# [Work order]
Keep the wording of each record exactly the same when you repeat it, and leave out pictures.

Stored dataset items:
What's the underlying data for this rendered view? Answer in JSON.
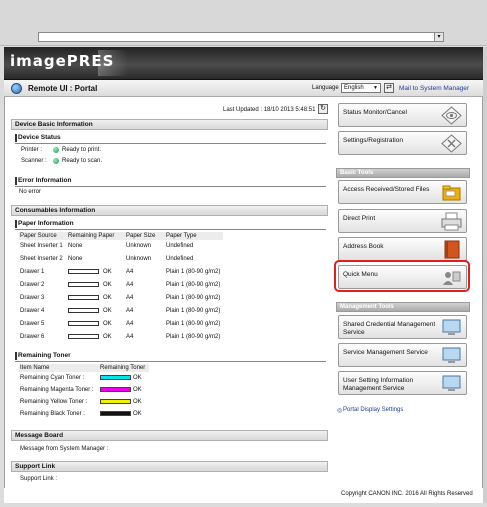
{
  "portal_title": "Remote UI : Portal",
  "language_label": "Language",
  "language_value": "English",
  "mail_link": "Mail to System Manager",
  "last_updated": "Last Updated : 18/10 2013 5:48:51",
  "logo": "imagePRES",
  "sections": {
    "device_basic": "Device Basic Information",
    "consumables": "Consumables Information",
    "message_board": "Message Board",
    "support_link": "Support Link"
  },
  "device_status": {
    "title": "Device Status",
    "printer_label": "Printer :",
    "printer_status": "Ready to print.",
    "scanner_label": "Scanner :",
    "scanner_status": "Ready to scan."
  },
  "error_info": {
    "title": "Error Information",
    "text": "No error"
  },
  "paper_info": {
    "title": "Paper Information",
    "headers": [
      "Paper Source",
      "Remaining Paper",
      "Paper Size",
      "Paper Type"
    ],
    "rows": [
      {
        "source": "Sheet Inserter 1",
        "remaining": "None",
        "size": "Unknown",
        "type": "Undefined"
      },
      {
        "source": "Sheet Inserter 2",
        "remaining": "None",
        "size": "Unknown",
        "type": "Undefined"
      },
      {
        "source": "Drawer 1",
        "remaining": "OK",
        "size": "A4",
        "type": "Plain 1 (80-90 g/m2)"
      },
      {
        "source": "Drawer 2",
        "remaining": "OK",
        "size": "A4",
        "type": "Plain 1 (80-90 g/m2)"
      },
      {
        "source": "Drawer 3",
        "remaining": "OK",
        "size": "A4",
        "type": "Plain 1 (80-90 g/m2)"
      },
      {
        "source": "Drawer 4",
        "remaining": "OK",
        "size": "A4",
        "type": "Plain 1 (80-90 g/m2)"
      },
      {
        "source": "Drawer 5",
        "remaining": "OK",
        "size": "A4",
        "type": "Plain 1 (80-90 g/m2)"
      },
      {
        "source": "Drawer 6",
        "remaining": "OK",
        "size": "A4",
        "type": "Plain 1 (80-90 g/m2)"
      }
    ]
  },
  "toner": {
    "title": "Remaining Toner",
    "headers": [
      "Item Name",
      "Remaining Toner"
    ],
    "rows": [
      {
        "name": "Remaining Cyan Toner :",
        "status": "OK",
        "color": "#00e5ee"
      },
      {
        "name": "Remaining Magenta Toner :",
        "status": "OK",
        "color": "#ee00ee"
      },
      {
        "name": "Remaining Yellow Toner :",
        "status": "OK",
        "color": "#f2f200"
      },
      {
        "name": "Remaining Black Toner :",
        "status": "OK",
        "color": "#111111"
      }
    ]
  },
  "message_board_text": "Message from System Manager :",
  "support_link_text": "Support Link :",
  "right": {
    "status_monitor": "Status Monitor/Cancel",
    "settings": "Settings/Registration",
    "basic_tools_header": "Basic Tools",
    "access_files": "Access Received/Stored Files",
    "direct_print": "Direct Print",
    "address_book": "Address Book",
    "quick_menu": "Quick Menu",
    "mgmt_header": "Management Tools",
    "shared_cred_1": "Shared Credential Management",
    "shared_cred_2": "Service",
    "service_mgmt": "Service Management Service",
    "user_setting_1": "User Setting Information",
    "user_setting_2": "Management Service",
    "portal_display": "Portal Display Settings"
  },
  "copyright": "Copyright CANON INC. 2016 All Rights Reserved"
}
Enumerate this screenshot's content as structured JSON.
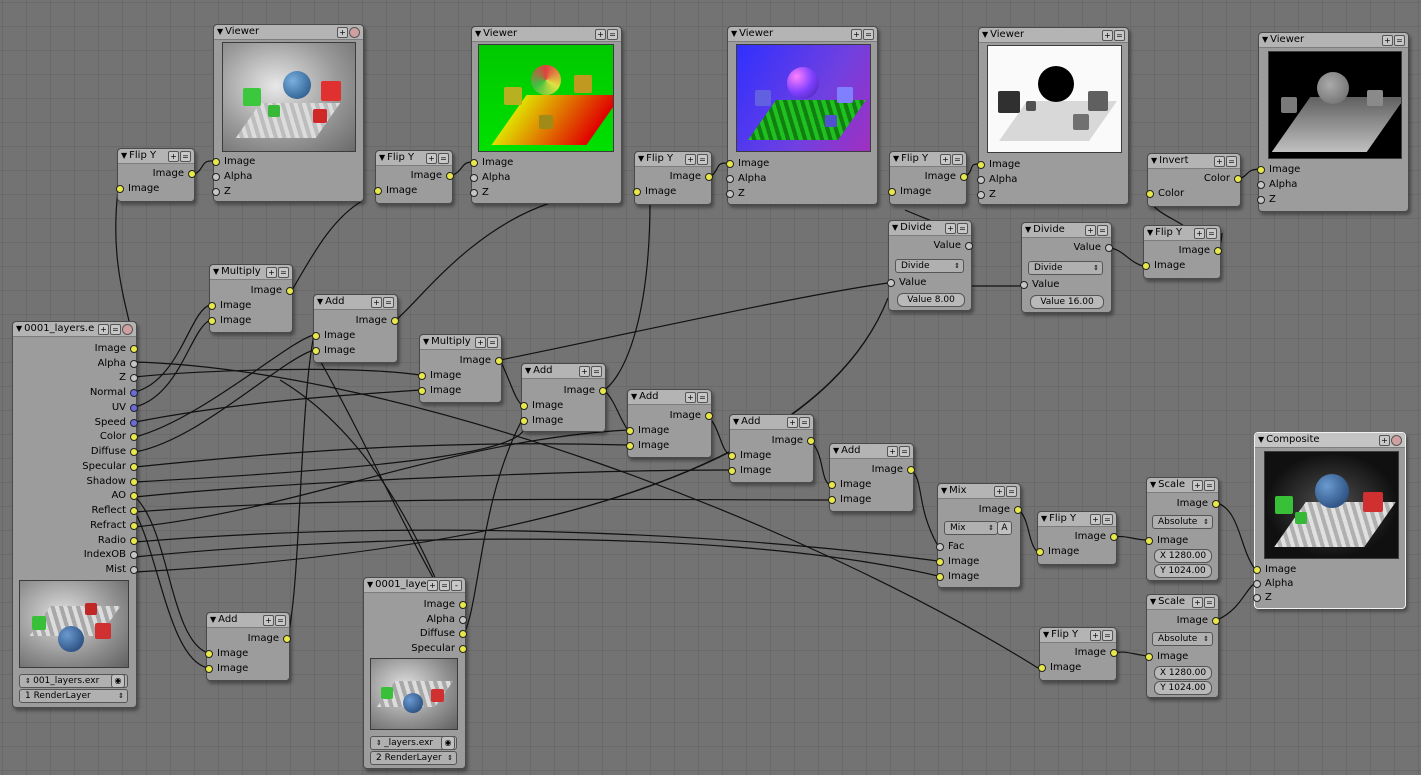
{
  "nodes": {
    "flip1": {
      "title": "Flip Y",
      "in": "Image",
      "out": "Image"
    },
    "viewer1": {
      "title": "Viewer",
      "inputs": [
        "Image",
        "Alpha",
        "Z"
      ]
    },
    "flip2": {
      "title": "Flip Y",
      "in": "Image",
      "out": "Image"
    },
    "viewer2": {
      "title": "Viewer",
      "inputs": [
        "Image",
        "Alpha",
        "Z"
      ]
    },
    "flip3": {
      "title": "Flip Y",
      "in": "Image",
      "out": "Image"
    },
    "viewer3": {
      "title": "Viewer",
      "inputs": [
        "Image",
        "Alpha",
        "Z"
      ]
    },
    "flip4": {
      "title": "Flip Y",
      "in": "Image",
      "out": "Image"
    },
    "viewer4": {
      "title": "Viewer",
      "inputs": [
        "Image",
        "Alpha",
        "Z"
      ]
    },
    "invert": {
      "title": "Invert",
      "in": "Color",
      "out": "Color"
    },
    "viewer5": {
      "title": "Viewer",
      "inputs": [
        "Image",
        "Alpha",
        "Z"
      ]
    },
    "divide1": {
      "title": "Divide",
      "out": "Value",
      "op": "Divide",
      "in": "Value",
      "field": "Value 8.00"
    },
    "divide2": {
      "title": "Divide",
      "out": "Value",
      "op": "Divide",
      "in": "Value",
      "field": "Value 16.00"
    },
    "flip5": {
      "title": "Flip Y",
      "in": "Image",
      "out": "Image"
    },
    "multiply1": {
      "title": "Multiply",
      "out": "Image",
      "inputs": [
        "Image",
        "Image"
      ]
    },
    "add1": {
      "title": "Add",
      "out": "Image",
      "inputs": [
        "Image",
        "Image"
      ]
    },
    "multiply2": {
      "title": "Multiply",
      "out": "Image",
      "inputs": [
        "Image",
        "Image"
      ]
    },
    "add2": {
      "title": "Add",
      "out": "Image",
      "inputs": [
        "Image",
        "Image"
      ]
    },
    "add3": {
      "title": "Add",
      "out": "Image",
      "inputs": [
        "Image",
        "Image"
      ]
    },
    "add4": {
      "title": "Add",
      "out": "Image",
      "inputs": [
        "Image",
        "Image"
      ]
    },
    "add5": {
      "title": "Add",
      "out": "Image",
      "inputs": [
        "Image",
        "Image"
      ]
    },
    "mix": {
      "title": "Mix",
      "out": "Image",
      "op": "Mix",
      "alpha_btn": "A",
      "inputs": [
        "Fac",
        "Image",
        "Image"
      ]
    },
    "flip6": {
      "title": "Flip Y",
      "in": "Image",
      "out": "Image"
    },
    "scale1": {
      "title": "Scale",
      "out": "Image",
      "op": "Absolute",
      "in": "Image",
      "x": "X 1280.00",
      "y": "Y 1024.00"
    },
    "composite": {
      "title": "Composite",
      "inputs": [
        "Image",
        "Alpha",
        "Z"
      ]
    },
    "flip7": {
      "title": "Flip Y",
      "in": "Image",
      "out": "Image"
    },
    "scale2": {
      "title": "Scale",
      "out": "Image",
      "op": "Absolute",
      "in": "Image",
      "x": "X 1280.00",
      "y": "Y 1024.00"
    },
    "add6": {
      "title": "Add",
      "out": "Image",
      "inputs": [
        "Image",
        "Image"
      ]
    },
    "layers1": {
      "title": "0001_layers.e",
      "outputs": [
        "Image",
        "Alpha",
        "Z",
        "Normal",
        "UV",
        "Speed",
        "Color",
        "Diffuse",
        "Specular",
        "Shadow",
        "AO",
        "Reflect",
        "Refract",
        "Radio",
        "IndexOB",
        "Mist"
      ],
      "file": "001_layers.exr",
      "layer": "1 RenderLayer"
    },
    "layers2": {
      "title": "0001_laye",
      "outputs": [
        "Image",
        "Alpha",
        "Diffuse",
        "Specular"
      ],
      "file": "_layers.exr",
      "layer": "2 RenderLayer"
    }
  },
  "colors": {
    "background": "#737373",
    "node_body": "#9c9c9c",
    "socket_color": "#e8e84a",
    "socket_value": "#c6c6c6",
    "socket_vector": "#6a6ad8"
  }
}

# [Answer section]
What's the underlying data for this rendered view? Answer in JSON.
{
  "portal_title": "Remote UI : Portal",
  "language_label": "Language",
  "language_value": "English",
  "mail_link": "Mail to System Manager",
  "last_updated": "Last Updated : 18/10 2013 5:48:51",
  "logo": "imagePRES",
  "sections": {
    "device_basic": "Device Basic Information",
    "consumables": "Consumables Information",
    "message_board": "Message Board",
    "support_link": "Support Link"
  },
  "device_status": {
    "title": "Device Status",
    "printer_label": "Printer :",
    "printer_status": "Ready to print.",
    "scanner_label": "Scanner :",
    "scanner_status": "Ready to scan."
  },
  "error_info": {
    "title": "Error Information",
    "text": "No error"
  },
  "paper_info": {
    "title": "Paper Information",
    "headers": [
      "Paper Source",
      "Remaining Paper",
      "Paper Size",
      "Paper Type"
    ],
    "rows": [
      {
        "source": "Sheet Inserter 1",
        "remaining": "None",
        "size": "Unknown",
        "type": "Undefined"
      },
      {
        "source": "Sheet Inserter 2",
        "remaining": "None",
        "size": "Unknown",
        "type": "Undefined"
      },
      {
        "source": "Drawer 1",
        "remaining": "OK",
        "size": "A4",
        "type": "Plain 1 (80-90 g/m2)"
      },
      {
        "source": "Drawer 2",
        "remaining": "OK",
        "size": "A4",
        "type": "Plain 1 (80-90 g/m2)"
      },
      {
        "source": "Drawer 3",
        "remaining": "OK",
        "size": "A4",
        "type": "Plain 1 (80-90 g/m2)"
      },
      {
        "source": "Drawer 4",
        "remaining": "OK",
        "size": "A4",
        "type": "Plain 1 (80-90 g/m2)"
      },
      {
        "source": "Drawer 5",
        "remaining": "OK",
        "size": "A4",
        "type": "Plain 1 (80-90 g/m2)"
      },
      {
        "source": "Drawer 6",
        "remaining": "OK",
        "size": "A4",
        "type": "Plain 1 (80-90 g/m2)"
      }
    ]
  },
  "toner": {
    "title": "Remaining Toner",
    "headers": [
      "Item Name",
      "Remaining Toner"
    ],
    "rows": [
      {
        "name": "Remaining Cyan Toner :",
        "status": "OK",
        "color": "#00e5ee"
      },
      {
        "name": "Remaining Magenta Toner :",
        "status": "OK",
        "color": "#ee00ee"
      },
      {
        "name": "Remaining Yellow Toner :",
        "status": "OK",
        "color": "#f2f200"
      },
      {
        "name": "Remaining Black Toner :",
        "status": "OK",
        "color": "#111111"
      }
    ]
  },
  "message_board_text": "Message from System Manager :",
  "support_link_text": "Support Link :",
  "right": {
    "status_monitor": "Status Monitor/Cancel",
    "settings": "Settings/Registration",
    "basic_tools_header": "Basic Tools",
    "access_files": "Access Received/Stored Files",
    "direct_print": "Direct Print",
    "address_book": "Address Book",
    "quick_menu": "Quick Menu",
    "mgmt_header": "Management Tools",
    "shared_cred_1": "Shared Credential Management",
    "shared_cred_2": "Service",
    "service_mgmt": "Service Management Service",
    "user_setting_1": "User Setting Information",
    "user_setting_2": "Management Service",
    "portal_display": "Portal Display Settings"
  },
  "copyright": "Copyright CANON INC. 2016 All Rights Reserved"
}
Enumerate this screenshot's content as structured JSON.
{
  "nodes": {
    "flip1": {
      "title": "Flip Y",
      "in": "Image",
      "out": "Image"
    },
    "viewer1": {
      "title": "Viewer",
      "inputs": [
        "Image",
        "Alpha",
        "Z"
      ]
    },
    "flip2": {
      "title": "Flip Y",
      "in": "Image",
      "out": "Image"
    },
    "viewer2": {
      "title": "Viewer",
      "inputs": [
        "Image",
        "Alpha",
        "Z"
      ]
    },
    "flip3": {
      "title": "Flip Y",
      "in": "Image",
      "out": "Image"
    },
    "viewer3": {
      "title": "Viewer",
      "inputs": [
        "Image",
        "Alpha",
        "Z"
      ]
    },
    "flip4": {
      "title": "Flip Y",
      "in": "Image",
      "out": "Image"
    },
    "viewer4": {
      "title": "Viewer",
      "inputs": [
        "Image",
        "Alpha",
        "Z"
      ]
    },
    "invert": {
      "title": "Invert",
      "in": "Color",
      "out": "Color"
    },
    "viewer5": {
      "title": "Viewer",
      "inputs": [
        "Image",
        "Alpha",
        "Z"
      ]
    },
    "divide1": {
      "title": "Divide",
      "out": "Value",
      "op": "Divide",
      "in": "Value",
      "field": "Value 8.00"
    },
    "divide2": {
      "title": "Divide",
      "out": "Value",
      "op": "Divide",
      "in": "Value",
      "field": "Value 16.00"
    },
    "flip5": {
      "title": "Flip Y",
      "in": "Image",
      "out": "Image"
    },
    "multiply1": {
      "title": "Multiply",
      "out": "Image",
      "inputs": [
        "Image",
        "Image"
      ]
    },
    "add1": {
      "title": "Add",
      "out": "Image",
      "inputs": [
        "Image",
        "Image"
      ]
    },
    "multiply2": {
      "title": "Multiply",
      "out": "Image",
      "inputs": [
        "Image",
        "Image"
      ]
    },
    "add2": {
      "title": "Add",
      "out": "Image",
      "inputs": [
        "Image",
        "Image"
      ]
    },
    "add3": {
      "title": "Add",
      "out": "Image",
      "inputs": [
        "Image",
        "Image"
      ]
    },
    "add4": {
      "title": "Add",
      "out": "Image",
      "inputs": [
        "Image",
        "Image"
      ]
    },
    "add5": {
      "title": "Add",
      "out": "Image",
      "inputs": [
        "Image",
        "Image"
      ]
    },
    "mix": {
      "title": "Mix",
      "out": "Image",
      "op": "Mix",
      "alpha_btn": "A",
      "inputs": [
        "Fac",
        "Image",
        "Image"
      ]
    },
    "flip6": {
      "title": "Flip Y",
      "in": "Image",
      "out": "Image"
    },
    "scale1": {
      "title": "Scale",
      "out": "Image",
      "op": "Absolute",
      "in": "Image",
      "x": "X 1280.00",
      "y": "Y 1024.00"
    },
    "composite": {
      "title": "Composite",
      "inputs": [
        "Image",
        "Alpha",
        "Z"
      ]
    },
    "flip7": {
      "title": "Flip Y",
      "in": "Image",
      "out": "Image"
    },
    "scale2": {
      "title": "Scale",
      "out": "Image",
      "op": "Absolute",
      "in": "Image",
      "x": "X 1280.00",
      "y": "Y 1024.00"
    },
    "add6": {
      "title": "Add",
      "out": "Image",
      "inputs": [
        "Image",
        "Image"
      ]
    },
    "layers1": {
      "title": "0001_layers.e",
      "outputs": [
        "Image",
        "Alpha",
        "Z",
        "Normal",
        "UV",
        "Speed",
        "Color",
        "Diffuse",
        "Specular",
        "Shadow",
        "AO",
        "Reflect",
        "Refract",
        "Radio",
        "IndexOB",
        "Mist"
      ],
      "file": "001_layers.exr",
      "layer": "1 RenderLayer"
    },
    "layers2": {
      "title": "0001_laye",
      "outputs": [
        "Image",
        "Alpha",
        "Diffuse",
        "Specular"
      ],
      "file": "_layers.exr",
      "layer": "2 RenderLayer"
    }
  },
  "colors": {
    "background": "#737373",
    "node_body": "#9c9c9c",
    "socket_color": "#e8e84a",
    "socket_value": "#c6c6c6",
    "socket_vector": "#6a6ad8"
  }
}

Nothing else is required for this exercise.